Exercise goal:
Reproduce all of the data exactly.

Supplied entries:
Start of Block

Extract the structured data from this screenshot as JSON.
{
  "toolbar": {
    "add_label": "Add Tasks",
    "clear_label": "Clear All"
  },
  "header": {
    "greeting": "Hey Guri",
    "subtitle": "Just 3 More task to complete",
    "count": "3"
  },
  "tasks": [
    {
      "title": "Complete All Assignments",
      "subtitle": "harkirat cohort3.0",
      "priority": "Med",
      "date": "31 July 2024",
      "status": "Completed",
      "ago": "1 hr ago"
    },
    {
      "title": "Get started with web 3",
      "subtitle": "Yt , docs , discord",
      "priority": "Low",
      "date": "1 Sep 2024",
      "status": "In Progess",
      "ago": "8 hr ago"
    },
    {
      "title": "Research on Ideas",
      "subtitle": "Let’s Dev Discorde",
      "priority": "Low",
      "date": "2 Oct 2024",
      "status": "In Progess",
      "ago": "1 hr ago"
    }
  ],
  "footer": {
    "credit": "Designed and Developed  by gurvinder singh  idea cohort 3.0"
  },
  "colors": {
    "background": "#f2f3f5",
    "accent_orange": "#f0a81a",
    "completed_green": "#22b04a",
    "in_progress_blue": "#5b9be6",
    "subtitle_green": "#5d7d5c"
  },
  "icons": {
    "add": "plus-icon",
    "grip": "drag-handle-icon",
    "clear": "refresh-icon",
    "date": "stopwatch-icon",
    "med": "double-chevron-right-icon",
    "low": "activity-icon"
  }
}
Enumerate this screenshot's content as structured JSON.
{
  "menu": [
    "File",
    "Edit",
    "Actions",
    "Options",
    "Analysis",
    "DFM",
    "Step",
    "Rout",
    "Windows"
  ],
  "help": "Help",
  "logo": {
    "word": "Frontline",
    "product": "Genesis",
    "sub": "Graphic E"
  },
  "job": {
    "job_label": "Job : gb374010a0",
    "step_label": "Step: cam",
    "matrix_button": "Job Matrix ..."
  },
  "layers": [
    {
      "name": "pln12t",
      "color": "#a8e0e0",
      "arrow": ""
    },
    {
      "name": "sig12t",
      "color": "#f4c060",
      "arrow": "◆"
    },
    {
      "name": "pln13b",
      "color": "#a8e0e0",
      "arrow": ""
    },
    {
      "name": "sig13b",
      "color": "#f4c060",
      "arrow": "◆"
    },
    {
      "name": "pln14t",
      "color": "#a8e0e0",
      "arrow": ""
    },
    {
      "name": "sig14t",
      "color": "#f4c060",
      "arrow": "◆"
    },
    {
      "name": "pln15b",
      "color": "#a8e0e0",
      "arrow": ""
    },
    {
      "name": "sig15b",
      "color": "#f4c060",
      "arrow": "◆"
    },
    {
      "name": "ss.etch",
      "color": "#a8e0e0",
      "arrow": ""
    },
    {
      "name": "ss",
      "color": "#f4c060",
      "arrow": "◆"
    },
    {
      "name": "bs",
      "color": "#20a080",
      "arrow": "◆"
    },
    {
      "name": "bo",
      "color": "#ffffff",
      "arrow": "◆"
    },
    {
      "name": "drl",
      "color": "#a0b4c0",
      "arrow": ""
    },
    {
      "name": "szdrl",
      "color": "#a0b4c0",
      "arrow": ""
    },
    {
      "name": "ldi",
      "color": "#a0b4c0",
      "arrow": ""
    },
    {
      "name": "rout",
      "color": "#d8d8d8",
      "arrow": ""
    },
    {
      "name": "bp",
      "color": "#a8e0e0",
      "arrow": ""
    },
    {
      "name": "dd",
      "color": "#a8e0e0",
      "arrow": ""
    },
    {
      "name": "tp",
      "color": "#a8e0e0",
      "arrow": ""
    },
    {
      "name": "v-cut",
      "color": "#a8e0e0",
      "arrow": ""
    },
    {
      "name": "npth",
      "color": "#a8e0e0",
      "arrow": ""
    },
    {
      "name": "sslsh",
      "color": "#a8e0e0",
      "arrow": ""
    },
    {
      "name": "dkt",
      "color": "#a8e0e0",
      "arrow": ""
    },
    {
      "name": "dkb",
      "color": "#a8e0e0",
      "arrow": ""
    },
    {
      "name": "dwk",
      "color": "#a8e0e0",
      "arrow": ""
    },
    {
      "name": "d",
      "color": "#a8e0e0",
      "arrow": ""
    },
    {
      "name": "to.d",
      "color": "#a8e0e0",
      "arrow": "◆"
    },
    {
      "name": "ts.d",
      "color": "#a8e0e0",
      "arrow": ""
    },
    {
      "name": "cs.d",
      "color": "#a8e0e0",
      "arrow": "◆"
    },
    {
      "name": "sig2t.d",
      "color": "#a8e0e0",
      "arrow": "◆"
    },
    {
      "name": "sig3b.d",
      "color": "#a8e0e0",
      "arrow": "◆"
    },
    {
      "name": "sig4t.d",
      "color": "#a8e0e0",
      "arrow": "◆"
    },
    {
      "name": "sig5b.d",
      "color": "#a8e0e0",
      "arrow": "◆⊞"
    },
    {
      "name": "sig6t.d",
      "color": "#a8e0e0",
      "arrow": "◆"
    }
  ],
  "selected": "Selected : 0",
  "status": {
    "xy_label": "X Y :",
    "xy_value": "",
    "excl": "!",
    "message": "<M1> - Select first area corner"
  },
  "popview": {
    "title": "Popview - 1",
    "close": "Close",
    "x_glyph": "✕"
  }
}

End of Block

Finished task:
Extract the structured data from this screenshot as JSON.
{
  "toolbar": {
    "add_label": "Add Tasks",
    "clear_label": "Clear All"
  },
  "header": {
    "greeting": "Hey Guri",
    "subtitle": "Just 3 More task to complete",
    "count": "3"
  },
  "tasks": [
    {
      "title": "Complete All Assignments",
      "subtitle": "harkirat cohort3.0",
      "priority": "Med",
      "date": "31 July 2024",
      "status": "Completed",
      "ago": "1 hr ago"
    },
    {
      "title": "Get started with web 3",
      "subtitle": "Yt , docs , discord",
      "priority": "Low",
      "date": "1 Sep 2024",
      "status": "In Progess",
      "ago": "8 hr ago"
    },
    {
      "title": "Research on Ideas",
      "subtitle": "Let’s Dev Discorde",
      "priority": "Low",
      "date": "2 Oct 2024",
      "status": "In Progess",
      "ago": "1 hr ago"
    }
  ],
  "footer": {
    "credit": "Designed and Developed  by gurvinder singh  idea cohort 3.0"
  },
  "colors": {
    "background": "#f2f3f5",
    "accent_orange": "#f0a81a",
    "completed_green": "#22b04a",
    "in_progress_blue": "#5b9be6",
    "subtitle_green": "#5d7d5c"
  },
  "icons": {
    "add": "plus-icon",
    "grip": "drag-handle-icon",
    "clear": "refresh-icon",
    "date": "stopwatch-icon",
    "med": "double-chevron-right-icon",
    "low": "activity-icon"
  }
}
Enumerate this screenshot's content as structured JSON.
{
  "menu": [
    "File",
    "Edit",
    "Actions",
    "Options",
    "Analysis",
    "DFM",
    "Step",
    "Rout",
    "Windows"
  ],
  "help": "Help",
  "logo": {
    "word": "Frontline",
    "product": "Genesis",
    "sub": "Graphic E"
  },
  "job": {
    "job_label": "Job : gb374010a0",
    "step_label": "Step: cam",
    "matrix_button": "Job Matrix ..."
  },
  "layers": [
    {
      "name": "pln12t",
      "color": "#a8e0e0",
      "arrow": ""
    },
    {
      "name": "sig12t",
      "color": "#f4c060",
      "arrow": "◆"
    },
    {
      "name": "pln13b",
      "color": "#a8e0e0",
      "arrow": ""
    },
    {
      "name": "sig13b",
      "color": "#f4c060",
      "arrow": "◆"
    },
    {
      "name": "pln14t",
      "color": "#a8e0e0",
      "arrow": ""
    },
    {
      "name": "sig14t",
      "color": "#f4c060",
      "arrow": "◆"
    },
    {
      "name": "pln15b",
      "color": "#a8e0e0",
      "arrow": ""
    },
    {
      "name": "sig15b",
      "color": "#f4c060",
      "arrow": "◆"
    },
    {
      "name": "ss.etch",
      "color": "#a8e0e0",
      "arrow": ""
    },
    {
      "name": "ss",
      "color": "#f4c060",
      "arrow": "◆"
    },
    {
      "name": "bs",
      "color": "#20a080",
      "arrow": "◆"
    },
    {
      "name": "bo",
      "color": "#ffffff",
      "arrow": "◆"
    },
    {
      "name": "drl",
      "color": "#a0b4c0",
      "arrow": ""
    },
    {
      "name": "szdrl",
      "color": "#a0b4c0",
      "arrow": ""
    },
    {
      "name": "ldi",
      "color": "#a0b4c0",
      "arrow": ""
    },
    {
      "name": "rout",
      "color": "#d8d8d8",
      "arrow": ""
    },
    {
      "name": "bp",
      "color": "#a8e0e0",
      "arrow": ""
    },
    {
      "name": "dd",
      "color": "#a8e0e0",
      "arrow": ""
    },
    {
      "name": "tp",
      "color": "#a8e0e0",
      "arrow": ""
    },
    {
      "name": "v-cut",
      "color": "#a8e0e0",
      "arrow": ""
    },
    {
      "name": "npth",
      "color": "#a8e0e0",
      "arrow": ""
    },
    {
      "name": "sslsh",
      "color": "#a8e0e0",
      "arrow": ""
    },
    {
      "name": "dkt",
      "color": "#a8e0e0",
      "arrow": ""
    },
    {
      "name": "dkb",
      "color": "#a8e0e0",
      "arrow": ""
    },
    {
      "name": "dwk",
      "color": "#a8e0e0",
      "arrow": ""
    },
    {
      "name": "d",
      "color": "#a8e0e0",
      "arrow": ""
    },
    {
      "name": "to.d",
      "color": "#a8e0e0",
      "arrow": "◆"
    },
    {
      "name": "ts.d",
      "color": "#a8e0e0",
      "arrow": ""
    },
    {
      "name": "cs.d",
      "color": "#a8e0e0",
      "arrow": "◆"
    },
    {
      "name": "sig2t.d",
      "color": "#a8e0e0",
      "arrow": "◆"
    },
    {
      "name": "sig3b.d",
      "color": "#a8e0e0",
      "arrow": "◆"
    },
    {
      "name": "sig4t.d",
      "color": "#a8e0e0",
      "arrow": "◆"
    },
    {
      "name": "sig5b.d",
      "color": "#a8e0e0",
      "arrow": "◆⊞"
    },
    {
      "name": "sig6t.d",
      "color": "#a8e0e0",
      "arrow": "◆"
    }
  ],
  "selected": "Selected : 0",
  "status": {
    "xy_label": "X Y :",
    "xy_value": "",
    "excl": "!",
    "message": "<M1> - Select first area corner"
  },
  "popview": {
    "title": "Popview - 1",
    "close": "Close",
    "x_glyph": "✕"
  }
}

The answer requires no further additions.